In June 2017, New York City’s pension fund was the first public retirement fund to divest from private prison companies, dumping around $48 million in stock holdings. It cited human rights abuses related to “draconian” immigration policies. [See: PLN, Oct. 2016, p.48].
“You have these ...
by Scott Grammer
The Teachers’ Retirement Board of the California State Retirement System (CalSTRS) has decided to get out of private prison investments by dumping CoreCivic and GEO Group stock from its portfolio. About $12 million worth of stock is involved – which represents a fraction of the companies’ combined $4.57 billion market cap.
In a November 7, 2018 press release, Investment Committee Chairman Harry Keiley said, “The board conducted a review of the staff research. We agreed that the engagement efforts were thorough and listened to our expert investment consultants. Based on all the information and advice we were provided, the board decided to divest according to the policy criteria.” That decision occurred after officials visited detention facilities and met with senior management of both private prison firms.
The Chief Investment Officer for CalSTRS, Christopher Ailman, said there was an increased risk to the retirement system’s portfolio due to human rights violations at privately-operated detention centers used to house immigrants and their children.
In contrast, the California Public Employees’ Retirement System (CalPERS) recently voted against divestment from private prisons. The agenda for a March 18, 2019 meeting of CalPERS’ investment committee stated, “as a California ...
by Ed Lyon
Scabies is the name for an infestation of tiny mites that burrow under a person’s skin and cause an itchy rash. They are spread by touching an infected person or an item of the person’s clothing or bedding. Crowded conditions, like those one normally encounters in prisons and jails, are highly conducive to the spread of the mites.

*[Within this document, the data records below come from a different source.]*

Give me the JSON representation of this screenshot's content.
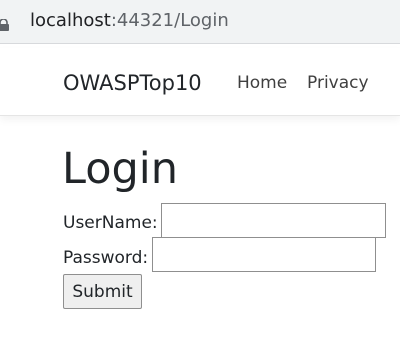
{
  "browser": {
    "url_host": "localhost",
    "url_rest": ":44321/Login"
  },
  "navbar": {
    "brand": "OWASPTop10",
    "links": [
      {
        "label": "Home"
      },
      {
        "label": "Privacy"
      }
    ]
  },
  "main": {
    "title": "Login",
    "form": {
      "username_label": "UserName:",
      "username_value": "",
      "password_label": "Password:",
      "password_value": "",
      "submit_label": "Submit"
    }
  }
}
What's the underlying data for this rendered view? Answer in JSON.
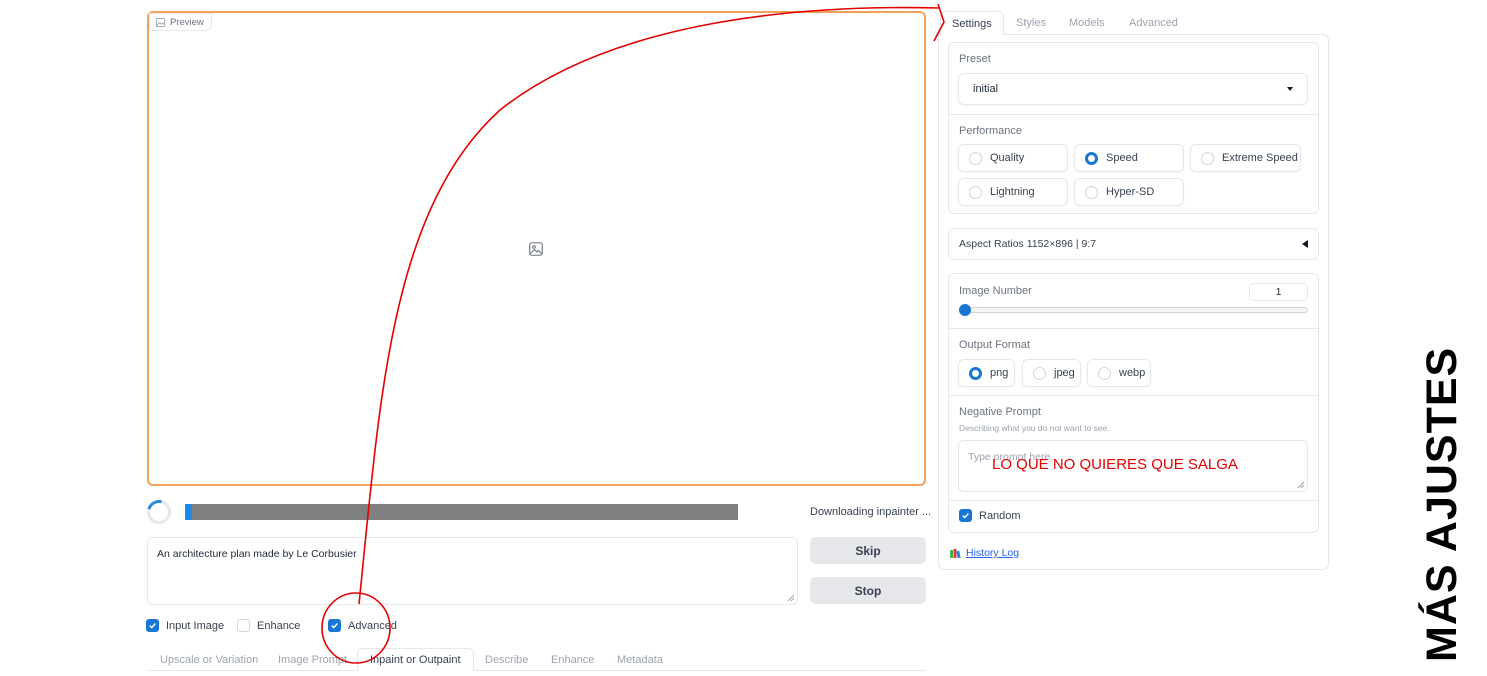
{
  "preview": {
    "label": "Preview"
  },
  "progress": {
    "percent": 1.3,
    "status_text": "Downloading inpainter ..."
  },
  "prompt": {
    "value": "An architecture plan made by Le Corbusier"
  },
  "buttons": {
    "skip": "Skip",
    "stop": "Stop"
  },
  "options": [
    {
      "label": "Input Image",
      "checked": true
    },
    {
      "label": "Enhance",
      "checked": false
    },
    {
      "label": "Advanced",
      "checked": true
    }
  ],
  "bottom_tabs": [
    "Upscale or Variation",
    "Image Prompt",
    "Inpaint or Outpaint",
    "Describe",
    "Enhance",
    "Metadata"
  ],
  "bottom_tabs_active": "Inpaint or Outpaint",
  "settings_tabs": [
    "Settings",
    "Styles",
    "Models",
    "Advanced"
  ],
  "settings": {
    "preset": {
      "label": "Preset",
      "value": "initial"
    },
    "performance": {
      "label": "Performance",
      "options": [
        "Quality",
        "Speed",
        "Extreme Speed",
        "Lightning",
        "Hyper-SD"
      ],
      "selected": "Speed"
    },
    "aspect_ratios": {
      "label": "Aspect Ratios 1152×896 | 9:7"
    },
    "image_number": {
      "label": "Image Number",
      "value": "1"
    },
    "output_format": {
      "label": "Output Format",
      "options": [
        "png",
        "jpeg",
        "webp"
      ],
      "selected": "png"
    },
    "negative_prompt": {
      "label": "Negative Prompt",
      "hint": "Describing what you do not want to see.",
      "placeholder": "Type prompt here."
    },
    "random": {
      "label": "Random",
      "checked": true
    },
    "history_log": "History Log"
  },
  "annotations": {
    "negative_note": "LO QUE NO QUIERES QUE SALGA",
    "side_title": "MÁS AJUSTES",
    "color": "#e30000"
  }
}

With these facts in mind, it seems reasonable that medical staff who work with prisoners would be trained to identify and treat scabies.
The Michigan Department of Corrections (MDOC) contracts with Corizon Health, a for-profit company, under a five-year, $715.7 million contract to provide medical services at state prisons.
Prisoner Rebecca Smith at the Women’s Huron Valley Correctional Facility (WHVCF) contracted an unidentified skin rash in October 2017.
She learned to clip her fingernails short enough so she would be unable to scratch. “It itches like anything – it’s like the worst mosquito bite,” she said.
Corizon’s staff were able to diagnose a scabies outbreak that, by early 2019, had spread to hundreds of the 2,000-plus prisoners at the facility, all of whom had to be treated.
Dr. Walter Barkey ...
by Ed Lyon
In 2014, a settlement was reached in Parsons v. Ryan, a lawsuit over healthcare in Arizona’s prison system. The state contracted with Corizon Health to provide medical services for the Arizona Department of Corrections (ADC), even though the company had been plagued with problems and lawsuits over its failure to provide adequate medical care to prisoners in other jurisdictions. [See, e.g.: PLN, Nov. 2018, p.60; Sept. 2018, pp. 26-27].
As part of the Parsons settlement, the ADC set up a monitoring board to oversee Corizon’s contractual performance. Time would prove the company was no better at providing medical care to Arizona prisoners than it was anywhere else, and as a result the Parsons case was eventually reopened.
U.S. District Court Judge Roslyn Silver appointed an expert to review the ADC’s healthcare system operated by Corizon amid allegations by multiple whistleblowers that the for-profit company was skirting state auditors, violating regulations and risking the lives of prisoners who relied on the firm for medical care.
Jose Vallejo, a former police officer and prison guard, was employed as a licensed vocational nurse at ADC’s State Prison Complex-Eyman in Florence for two years, beginning ...